Within these loci, each of which included multiple significantly associated variants, the researchers performed approximate conditional analysis to determine whether the associations were independent of each other. They found surprising complexity within some loci; for example, the well-known TCF7L2 locus appears to include as many as 8 distinct association signals!

All of the T2D associations from this study may be viewed in the T2DKP. They are represented in two datasets, named "DIAMANTE (European) T2D GWAS" and "UK Biobank T2D GWAS (DIAMANTE-Europeans Sept 2018)."  Manhattan plots showing the distribution of the associations across the genome may be seen by selecting either the "Type 2 diabetes" or "Type 2 diabetes adj BMI" phenotypes from the phenotype selection menu on the T2DKP home page. On Gene pages of the T2DKP, the results may be viewed in tables of variant associations and in the interactive LocusZoom visualization (see below). Results from this study are also displayed on Variant pages of the T2DKP.

LocusZoom plot on the PPARG Gene page
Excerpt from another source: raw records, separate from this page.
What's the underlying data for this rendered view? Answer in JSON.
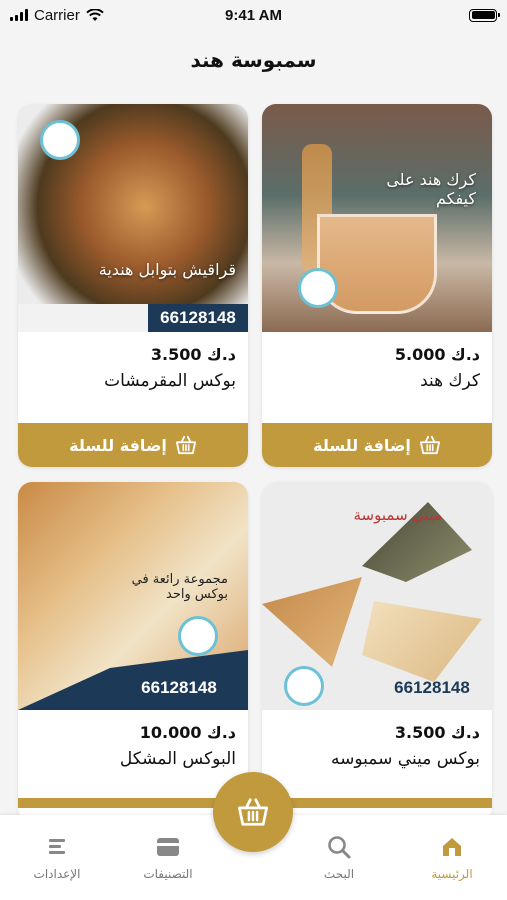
{
  "status": {
    "carrier": "Carrier",
    "time": "9:41 AM"
  },
  "header": {
    "title": "سمبوسة هند"
  },
  "products": [
    {
      "name": "كرك هند",
      "price": "5.000",
      "currency": "د.ك",
      "add_label": "إضافة للسلة",
      "overlay": "كرك هند على كيفكم"
    },
    {
      "name": "بوكس المقرمشات",
      "price": "3.500",
      "currency": "د.ك",
      "add_label": "إضافة للسلة",
      "overlay": "قراقيش بتوابل هندية",
      "phone": "66128148"
    },
    {
      "name": "بوكس ميني سمبوسه",
      "price": "3.500",
      "currency": "د.ك",
      "overlay": "ميني سمبوسة",
      "phone": "66128148"
    },
    {
      "name": "البوكس المشكل",
      "price": "10.000",
      "currency": "د.ك",
      "overlay": "مجموعة رائعة في بوكس واحد",
      "phone": "66128148"
    }
  ],
  "tabs": [
    {
      "label": "الرئيسية",
      "icon": "home-icon",
      "active": true
    },
    {
      "label": "البحث",
      "icon": "search-icon"
    },
    {
      "label": "التصنيفات",
      "icon": "categories-icon"
    },
    {
      "label": "الإعدادات",
      "icon": "settings-icon"
    }
  ],
  "colors": {
    "accent": "#c09a3c",
    "brand_blue": "#1c3a57"
  }
}
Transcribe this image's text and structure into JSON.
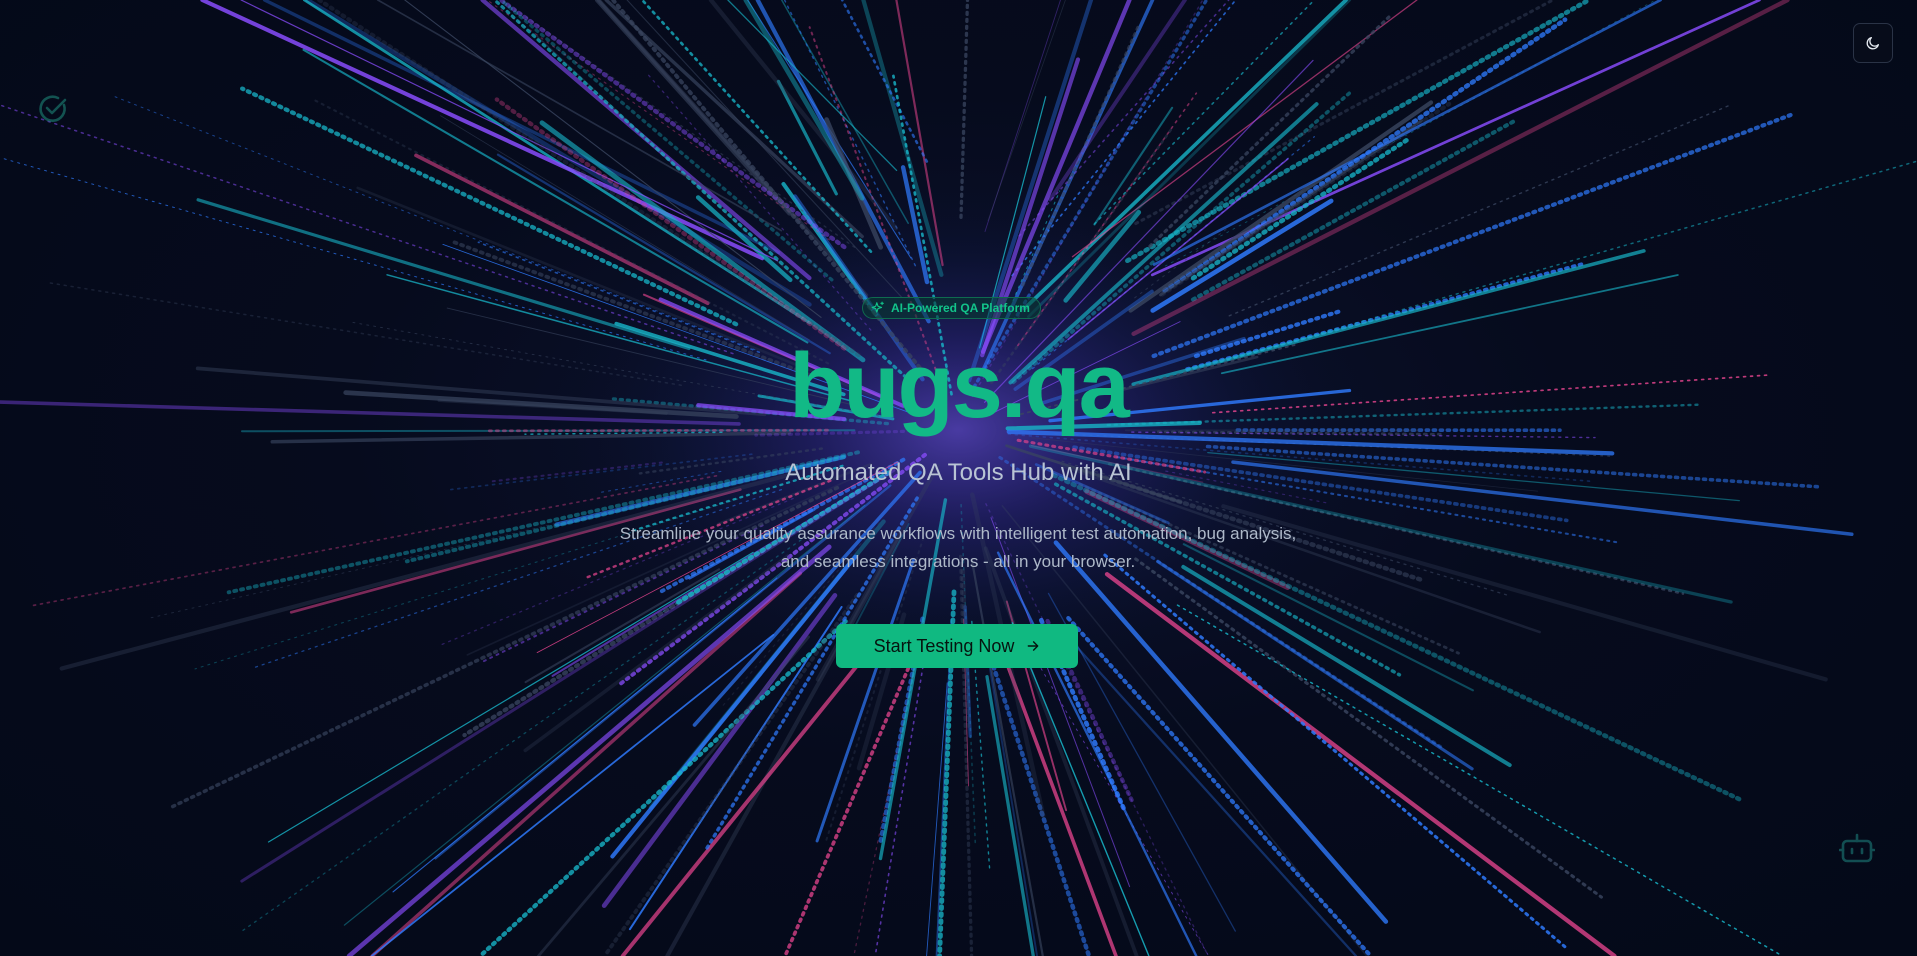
{
  "header": {
    "theme_toggle_icon": "moon-icon"
  },
  "decorations": {
    "top_left_icon": "check-circle-icon",
    "bottom_right_icon": "bot-icon"
  },
  "hero": {
    "badge_icon": "sparkles-icon",
    "badge_label": "AI-Powered QA Platform",
    "title": "bugs.qa",
    "subtitle": "Automated QA Tools Hub with AI",
    "description": "Streamline your quality assurance workflows with intelligent test automation, bug analysis, and seamless integrations - all in your browser.",
    "cta_label": "Start Testing Now",
    "cta_icon": "arrow-right-icon"
  },
  "colors": {
    "background": "#050a1a",
    "accent": "#10b981",
    "burst_pink": "#e8458f",
    "burst_blue": "#2f7bff",
    "burst_cyan": "#18b6c9",
    "burst_violet": "#8a4dff",
    "burst_slate": "#3a4660"
  }
}
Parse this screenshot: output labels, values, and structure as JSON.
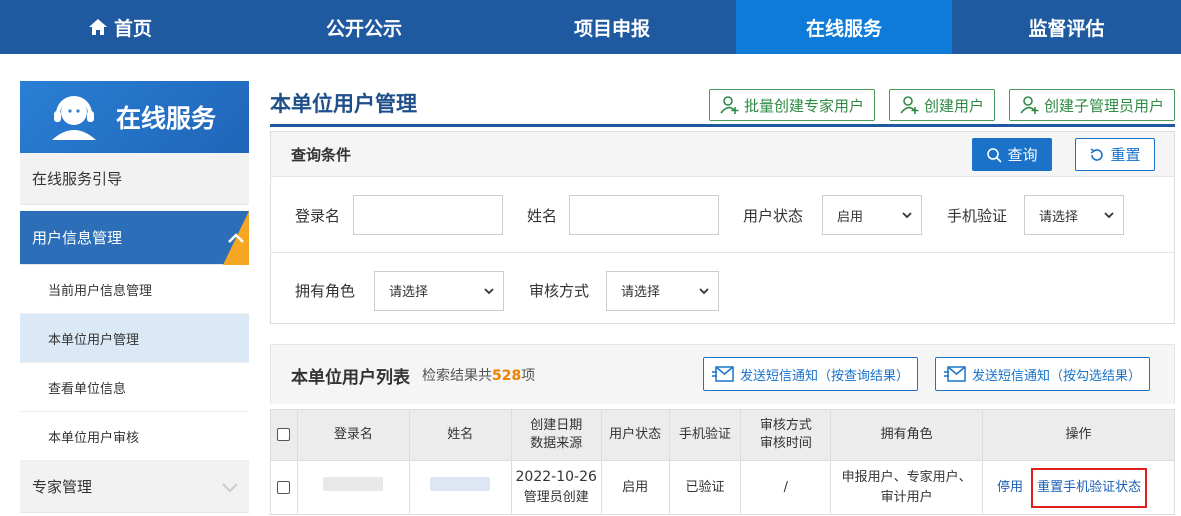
{
  "nav": {
    "items": [
      {
        "label": "首页"
      },
      {
        "label": "公开公示"
      },
      {
        "label": "项目申报"
      },
      {
        "label": "在线服务"
      },
      {
        "label": "监督评估"
      }
    ]
  },
  "sidebar": {
    "header": "在线服务",
    "guide": "在线服务引导",
    "group_active": "用户信息管理",
    "subitems": [
      "当前用户信息管理",
      "本单位用户管理",
      "查看单位信息",
      "本单位用户审核"
    ],
    "expert": "专家管理"
  },
  "main": {
    "title": "本单位用户管理",
    "btn_batch_expert": "批量创建专家用户",
    "btn_create_user": "创建用户",
    "btn_create_sub_admin": "创建子管理员用户"
  },
  "query": {
    "title": "查询条件",
    "btn_query": "查询",
    "btn_reset": "重置",
    "login_label": "登录名",
    "name_label": "姓名",
    "status_label": "用户状态",
    "status_value": "启用",
    "phone_label": "手机验证",
    "phone_value": "请选择",
    "role_label": "拥有角色",
    "role_value": "请选择",
    "audit_label": "审核方式",
    "audit_value": "请选择"
  },
  "list": {
    "title": "本单位用户列表",
    "count_prefix": "检索结果共",
    "count": "528",
    "count_suffix": "项",
    "btn_sms_query": "发送短信通知（按查询结果）",
    "btn_sms_checked": "发送短信通知（按勾选结果）"
  },
  "table": {
    "headers": {
      "login": "登录名",
      "name": "姓名",
      "created_1": "创建日期",
      "created_2": "数据来源",
      "status": "用户状态",
      "phone": "手机验证",
      "audit_1": "审核方式",
      "audit_2": "审核时间",
      "roles": "拥有角色",
      "ops": "操作"
    },
    "rows": [
      {
        "date": "2022-10-26",
        "source": "管理员创建",
        "status": "启用",
        "phone": "已验证",
        "audit": "/",
        "roles_1": "申报用户、专家用户、",
        "roles_2": "审计用户",
        "op_disable": "停用",
        "op_reset_phone": "重置手机验证状态"
      }
    ]
  },
  "colors": {
    "nav_bg": "#1f5aa0",
    "nav_active": "#0e7bd8",
    "accent_blue": "#1a73c9",
    "green": "#2e8b44",
    "count_orange": "#f08000",
    "highlight_red": "#e02020"
  }
}
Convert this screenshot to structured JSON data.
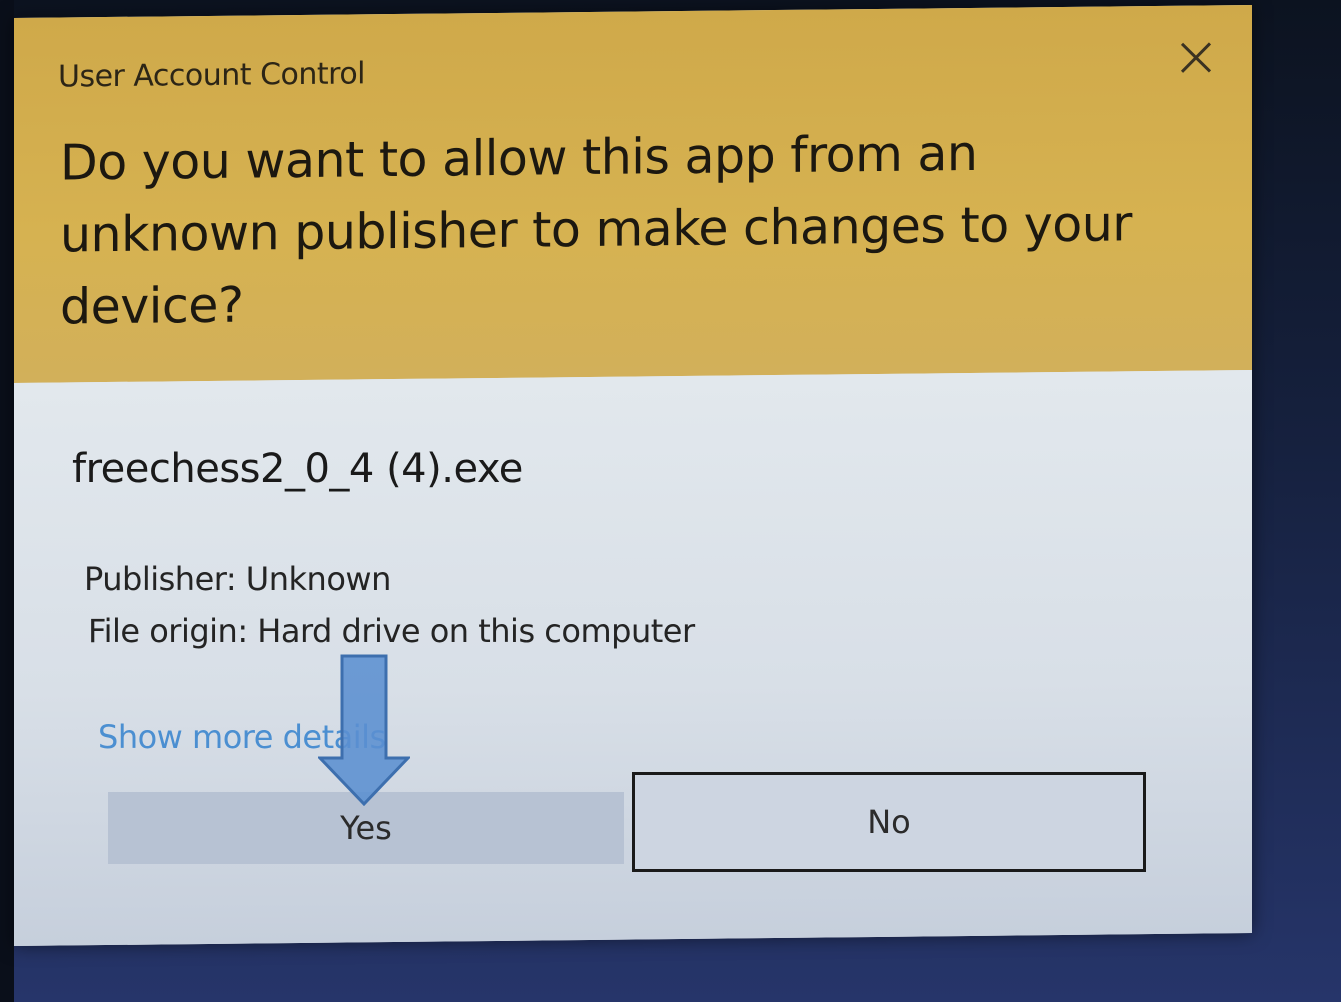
{
  "dialog": {
    "title": "User Account Control",
    "question": "Do you want to allow this app from an unknown publisher to make changes to your device?",
    "file_name": "freechess2_0_4 (4).exe",
    "publisher_line": "Publisher: Unknown",
    "origin_line": "File origin: Hard drive on this computer",
    "more_details_link": "Show more details",
    "yes_label": "Yes",
    "no_label": "No",
    "close_icon": "close-icon"
  },
  "annotation": {
    "icon": "arrow-down-icon",
    "color": "#5b8fd0"
  },
  "colors": {
    "header": "#d6b251",
    "body": "#dbe3ea",
    "link": "#4b8fd1"
  }
}
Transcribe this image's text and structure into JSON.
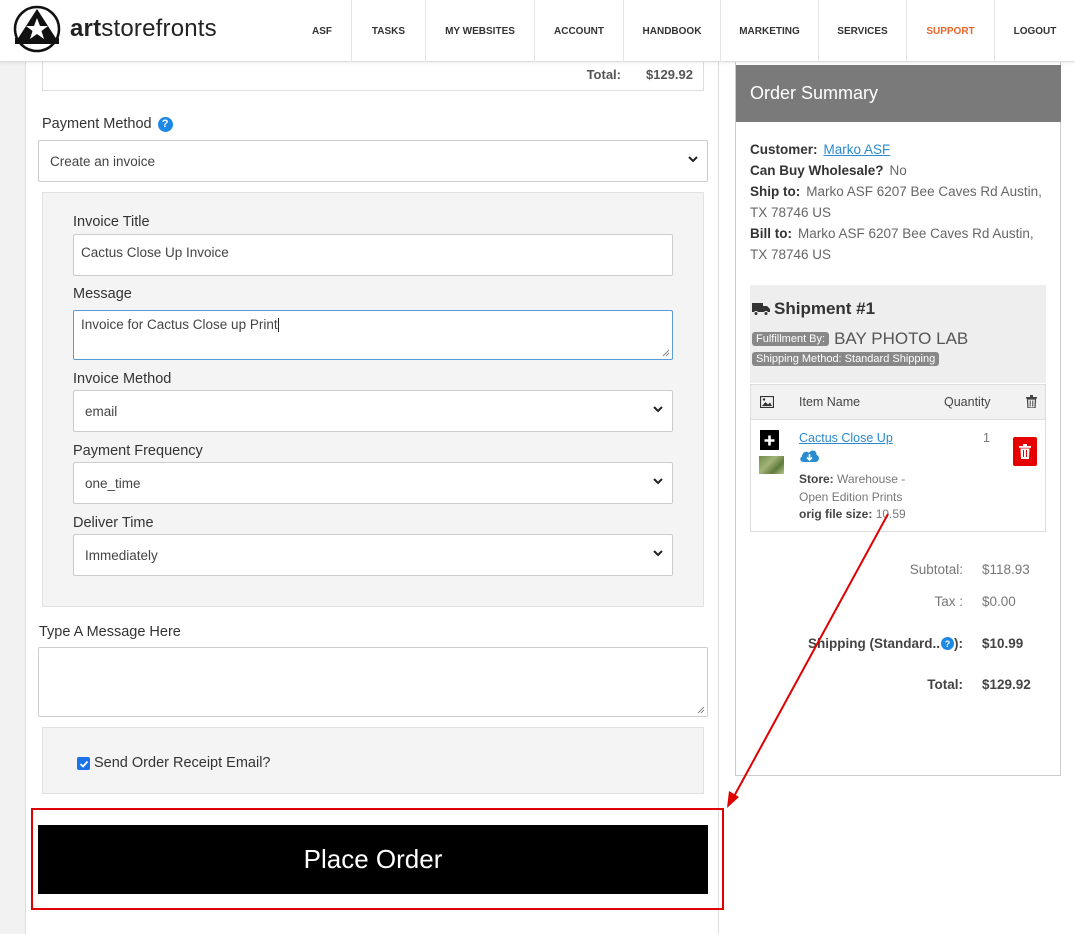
{
  "header": {
    "logo_bold": "art",
    "logo_rest": "storefronts",
    "nav": [
      "ASF",
      "TASKS",
      "MY WEBSITES",
      "ACCOUNT",
      "HANDBOOK",
      "MARKETING",
      "SERVICES",
      "SUPPORT",
      "LOGOUT"
    ]
  },
  "order": {
    "total_label": "Total:",
    "total_value": "$129.92"
  },
  "payment": {
    "label": "Payment Method",
    "help": "?",
    "selected": "Create an invoice"
  },
  "invoice": {
    "title_label": "Invoice Title",
    "title_value": "Cactus Close Up Invoice",
    "message_label": "Message",
    "message_value": "Invoice for Cactus Close up Print",
    "method_label": "Invoice Method",
    "method_value": "email",
    "frequency_label": "Payment Frequency",
    "frequency_value": "one_time",
    "deliver_label": "Deliver Time",
    "deliver_value": "Immediately"
  },
  "message_box": {
    "label": "Type A Message Here",
    "value": ""
  },
  "receipt": {
    "label": "Send Order Receipt Email?",
    "checked": true
  },
  "place_order": {
    "label": "Place Order"
  },
  "summary": {
    "title": "Order Summary",
    "customer_label": "Customer:",
    "customer_value": "Marko ASF",
    "wholesale_label": "Can Buy Wholesale?",
    "wholesale_value": "No",
    "ship_to_label": "Ship to:",
    "ship_to_value": "Marko ASF 6207 Bee Caves Rd Austin, TX 78746 US",
    "bill_to_label": "Bill to:",
    "bill_to_value": "Marko ASF 6207 Bee Caves Rd Austin, TX 78746 US",
    "shipment_title": "Shipment #1",
    "fulfillment_label": "Fulfillment By:",
    "fulfillment_value": "BAY PHOTO LAB",
    "shipping_method": "Shipping Method: Standard Shipping",
    "col_item": "Item Name",
    "col_qty": "Quantity",
    "item_name": "Cactus Close Up",
    "item_qty": "1",
    "store_label": "Store:",
    "store_value": "Warehouse - Open Edition Prints",
    "filesize_label": "orig file size:",
    "filesize_value": "10.59",
    "subtotal_label": "Subtotal:",
    "subtotal_value": "$118.93",
    "tax_label": "Tax :",
    "tax_value": "$0.00",
    "shipping_label": "Shipping (Standard..",
    "shipping_value": "$10.99",
    "total_label": "Total:",
    "total_value": "$129.92"
  },
  "colors": {
    "accent_blue": "#1e88e5",
    "support_orange": "#e8662b",
    "highlight_red": "#e00000",
    "summary_header": "#7a7a7a"
  }
}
The credible set analysis performed in this study is also incorporated into the T2DKP. On the "Credible sets" tab of Gene pages, you may choose to visualize any of the credible sets available for the region. Epigenomic annotations that overlap the positions of the variants in the credible set are presented in an interactive display that allows you to select particular chromatin states or tissues to view. In the example shown below, one of the credible sets in the TCF7L2 region includes just two variants, and the one with the highest posterior probability overlaps active enhancer regions in adipose and liver tissue--both of which are important for T2D.

Detail of the Credible sets tab of the TCF7L2 Gene page

The multiple causal variants identified in this study support previous investigations on the biological mechanisms behind T2D and suggest new hypotheses that will likely lead to therapeutic insights. After reading the paper and a blog post from the authors, we invite you to explore the results in the T2DKP and to contact us with any suggestions or questions!